// First get the declaration for the inttrinsic memcpy
llvm::SmallVector<llvm::Type *, 3> vec;
vec.push_back(def->types->C_pcharT);  /* i8 */
vec.push_back(def->types->C_pcharT);  /* i8 */
llvm::Function *f = llvm::Intrinsic::getDeclaration(
    def->raviF->module(), llvm::Intrinsic::memcpy, vec);

// Cast src and dest to i8*
llvm::Value *dest_ptr =
    def->builder->CreateBitCast(dest, def->types->C_pcharT);
llvm::Value *src_ptr = def->builder->CreateBitCast(src, def->types->C_pcharT);

// Create call to intrinsic memcpy
values_.push_back(llvm::ConstantInt::get(def->types->C_intT, sizeof(TValue)));
    llvm::ConstantInt::get(def->types->C_intT, sizeof(L_Umaxalign)));
def->builder->CreateCall(f, values_);

Note that the call to memcpy supply an alignment.

Accessing extern functions from JIT compiled code

If the JITed function needs to access extern functions that are statically linked and not exported as dynamic symbols (e.g. in Visual C++) then we need some extra steps. From reading posts on the subject it appears that the way to do this is to add a global mapping in the ExecutionEngine by calling the addGlobalMapping() method. However this doesn’t work with MCJIT due to a bug! So we need to use a workaround. Apparently there are two solutions:
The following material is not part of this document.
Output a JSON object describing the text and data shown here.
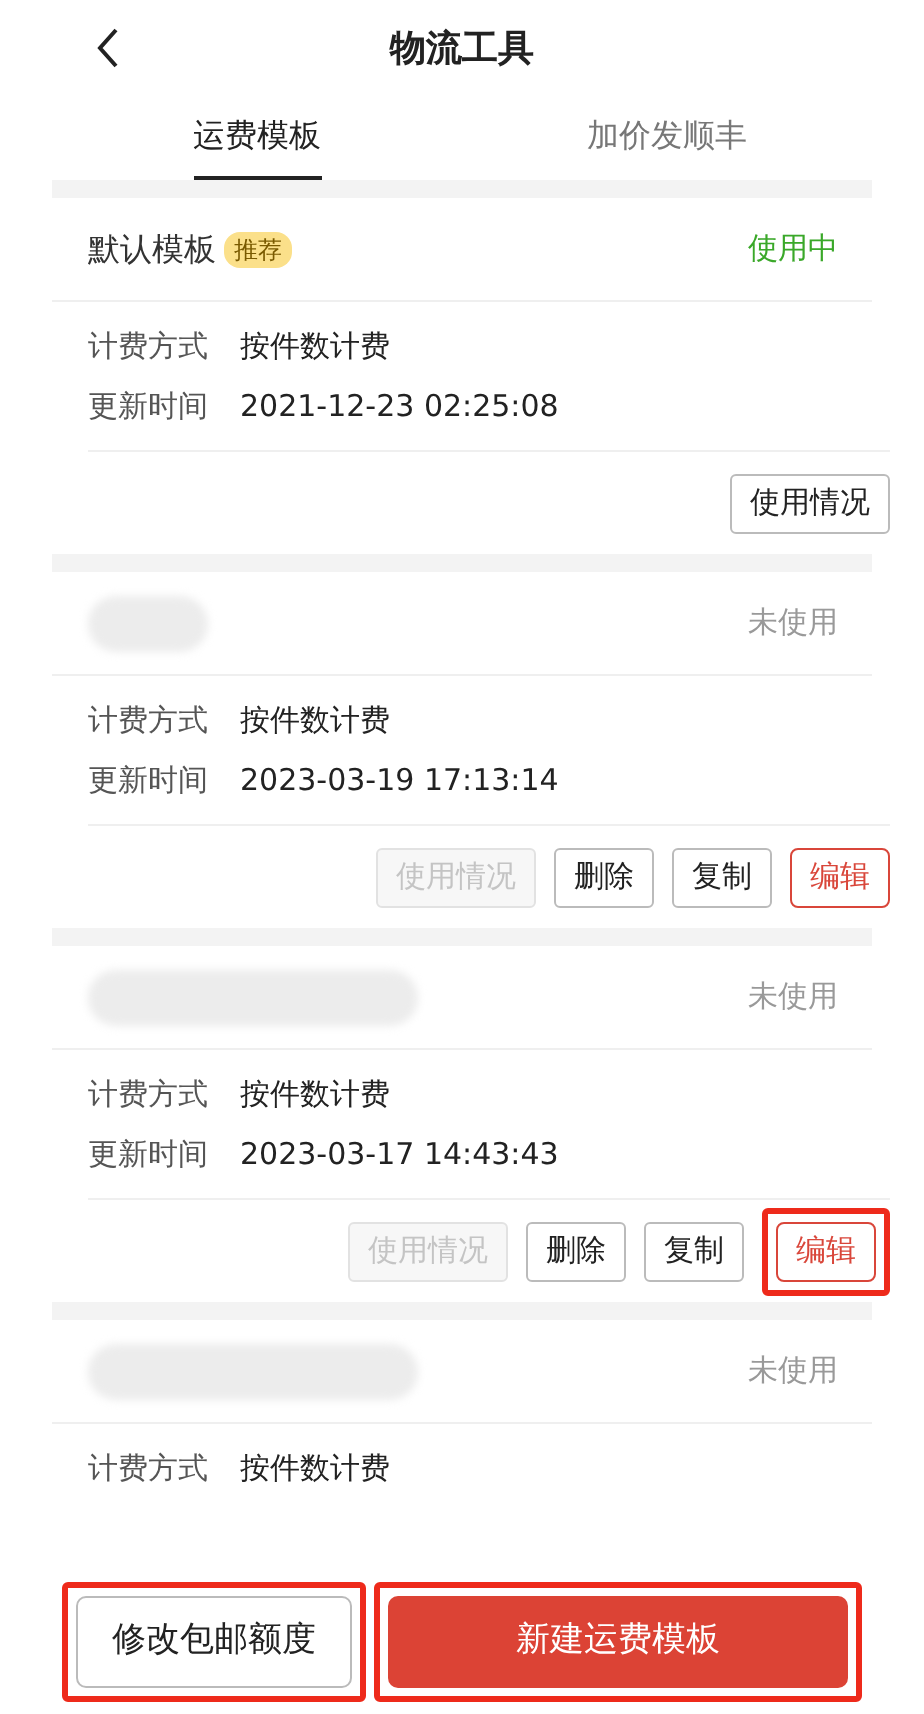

  • Create a custom memory manager that resolves the extern functions.
  • Add the symbol to the global symbols by calling llvm::sys::DynamicLibrary::AddSymbol().

I am using the latter approach for now.

GEP instruction

The GEP instruction cannot compute addresses of fields in a pointer member - as the pointer needs to be ‘loaded’ first. This is explained in the GEP FAQ.

Hooking up Optimization Passes

The LLVM documentation does not provide guidance on how the optimization passes should be hooked up. There are descriptions of what the passes do, but if you are new to LLVM and trying to work out which passes to use and in what order, then there is not much help available. The Kaleidoscope Sample shows a small example of how optimization passes may be hooked up.

Fortunately it seems that there is a PassManagerBuilder component that allows easy setup of the standard passes for a C like language. Unfortunately there isn’t much guidance on how to use this either. The best source of information I found was an example toy compiler by David Chisnall.